there may be a need for slightly more precise specification of what kind of sample you want. but to begin with you may feel less uneasy if you sample by picking three numbers at random in $[0,100] \cap \mathbb{Z}$, let us call them $a,b,c$ supposing you have ordered them so that $0 \le a \le b \le c \le 100$

now set: $$ x_1 = a \\ x_2 = b-a \\ x_3 = c-b \\ x_4 = 100-c \\ $$ now you have $$ \sum_{k=1}^4 x_k = 100-c+c-b+b-a+a =100 $$

David Holden
  • 17,608
  • 2
  • 18
  • 34
  • 4
    This method produces a slightly uneven distribution for integers: e.g. $0+0+0+100$ is less likely than $0+0+100+0$ when they should be just as likely. Or try it for four non-negative integers adding up to $1$ to illustrate the issue. This method would work if we were dealing with real numbers in $[0,100]$ – Henry May 10 '15 at 22:39
0

Are computational constraints really an issue? Do you intend to scale this up to higher numbers? Does this method need to be achieved using physical dice, a dice rolling program, Excel, or a programming language?

As Thomas Andrews points out, using that method will bias towards something like 50/25/12/12 compared to 25/25/25/25.

Why not just roll 4 dice between 0-100, and check if they sum to 100? If they do, keep it, otherwise roll again. Below Java code was tested with 4 numbers up to 1,000,000 and returned results within ~3 seconds. For larger numbers, you will need to be smarter.

public class RollerMain {
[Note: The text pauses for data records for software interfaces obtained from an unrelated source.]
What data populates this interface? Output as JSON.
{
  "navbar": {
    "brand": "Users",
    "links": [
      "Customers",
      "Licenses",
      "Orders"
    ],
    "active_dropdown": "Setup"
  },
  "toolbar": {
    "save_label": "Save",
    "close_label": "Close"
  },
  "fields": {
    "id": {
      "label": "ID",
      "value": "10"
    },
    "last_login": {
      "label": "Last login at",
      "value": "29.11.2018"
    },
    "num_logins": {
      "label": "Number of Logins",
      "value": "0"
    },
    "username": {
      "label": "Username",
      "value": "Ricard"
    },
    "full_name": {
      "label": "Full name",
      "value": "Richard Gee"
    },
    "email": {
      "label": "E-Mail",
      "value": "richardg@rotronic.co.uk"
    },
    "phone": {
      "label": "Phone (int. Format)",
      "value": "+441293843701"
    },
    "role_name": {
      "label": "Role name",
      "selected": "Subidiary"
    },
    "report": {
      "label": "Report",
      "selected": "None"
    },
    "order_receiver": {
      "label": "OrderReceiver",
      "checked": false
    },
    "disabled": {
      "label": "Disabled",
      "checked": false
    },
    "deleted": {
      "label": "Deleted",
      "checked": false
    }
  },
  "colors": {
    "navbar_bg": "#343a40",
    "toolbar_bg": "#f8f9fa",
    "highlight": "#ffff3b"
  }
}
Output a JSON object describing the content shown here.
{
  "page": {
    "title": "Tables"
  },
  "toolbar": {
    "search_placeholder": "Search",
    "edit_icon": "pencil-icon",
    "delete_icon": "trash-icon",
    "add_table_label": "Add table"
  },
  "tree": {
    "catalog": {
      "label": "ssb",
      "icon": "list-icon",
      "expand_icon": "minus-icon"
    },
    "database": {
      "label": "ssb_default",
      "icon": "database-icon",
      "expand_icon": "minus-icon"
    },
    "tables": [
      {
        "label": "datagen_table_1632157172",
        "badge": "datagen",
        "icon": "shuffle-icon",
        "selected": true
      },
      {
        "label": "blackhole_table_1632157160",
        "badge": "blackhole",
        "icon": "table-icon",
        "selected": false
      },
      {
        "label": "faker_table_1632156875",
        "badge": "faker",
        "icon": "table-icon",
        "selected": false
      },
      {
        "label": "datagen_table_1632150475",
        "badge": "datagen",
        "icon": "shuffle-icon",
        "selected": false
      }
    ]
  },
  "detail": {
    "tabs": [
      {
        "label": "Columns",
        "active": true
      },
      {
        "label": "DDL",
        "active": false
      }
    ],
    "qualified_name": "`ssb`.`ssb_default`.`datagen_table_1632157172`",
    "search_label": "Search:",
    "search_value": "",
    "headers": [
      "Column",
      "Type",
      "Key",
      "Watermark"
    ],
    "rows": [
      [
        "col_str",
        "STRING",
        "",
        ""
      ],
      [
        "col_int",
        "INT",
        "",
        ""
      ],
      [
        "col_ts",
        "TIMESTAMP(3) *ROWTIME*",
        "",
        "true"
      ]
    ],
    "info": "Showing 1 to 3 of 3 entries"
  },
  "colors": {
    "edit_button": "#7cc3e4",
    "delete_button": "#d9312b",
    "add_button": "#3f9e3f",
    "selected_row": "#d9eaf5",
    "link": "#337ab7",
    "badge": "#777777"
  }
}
    public static void main(String[] args) {
        while (true) {
            int firstNumber = (int)((Math.random())*101);
            int secondNumber = (int)((Math.random())*101);
            int thirdNumber= (int)((Math.random())*101);
            int fourthNumber= (int)((Math.random())*101);
            if (firstNumber + secondNumber + thirdNumber + fourthNumber == 100){
                System.out.println("first number = "+firstNumber);
                System.out.println("second number = "+secondNumber );
                System.out.println("third number = "+thirdNumber );
                System.out.println("fourth number = "+fourthNumber);
                break;
            }
        }
    }
}
Scott
  • 129
  • 4
  • 1
    I described this method in the original description. The program is a genetic algorithm where yes, efficiency is important. However my question is regarding the behaviour of that particular method as it really got me thinking, rather than seeking an alternative solution :) – ajq88 May 11 '15 at 03:17
0

The problem is that $x_2$ is dependent on $x_1$, then $x_3$ is dependent on $x_2,x_1$ and so on. Right from the start, once you generate the first number, the rest will "often" have far smaller window of random range. Half of the time $x_1$ is going to be over 50, then half of the time $x_2$ is going to be over 75 and so on. I think generating all of them from 0 to 100 and then normalizing them would work fairly well.

William Ambrose
  • 414
  • 2
  • 12
Gabeee
  • 1
  • 1
    Welcome to MSE. For some basic information about writing mathematics at this site see, *e.g.*, [basic help on mathjax notation](/help/notation), [mathjax tutorial and quick reference](//math.meta.stackexchange.com/q/5020), [main meta site math tutorial](//meta.stackexchange.com/a/70559) and [equation editing how-to](//math.meta.stackexchange.com/q/1773). – José Carlos Santos Dec 21 '19 at 09:37
0

You can do this as follows:

import numpy as np
def rd(n, total_sum):
    nums = np.random.rand(n)
    return nums/np.sum(nums)*total_sum

n = rd(4,100)
print(n)
print(n.sum())

sample output:

[31.4994136  32.28805096  2.94863839 33.26389705]
100.0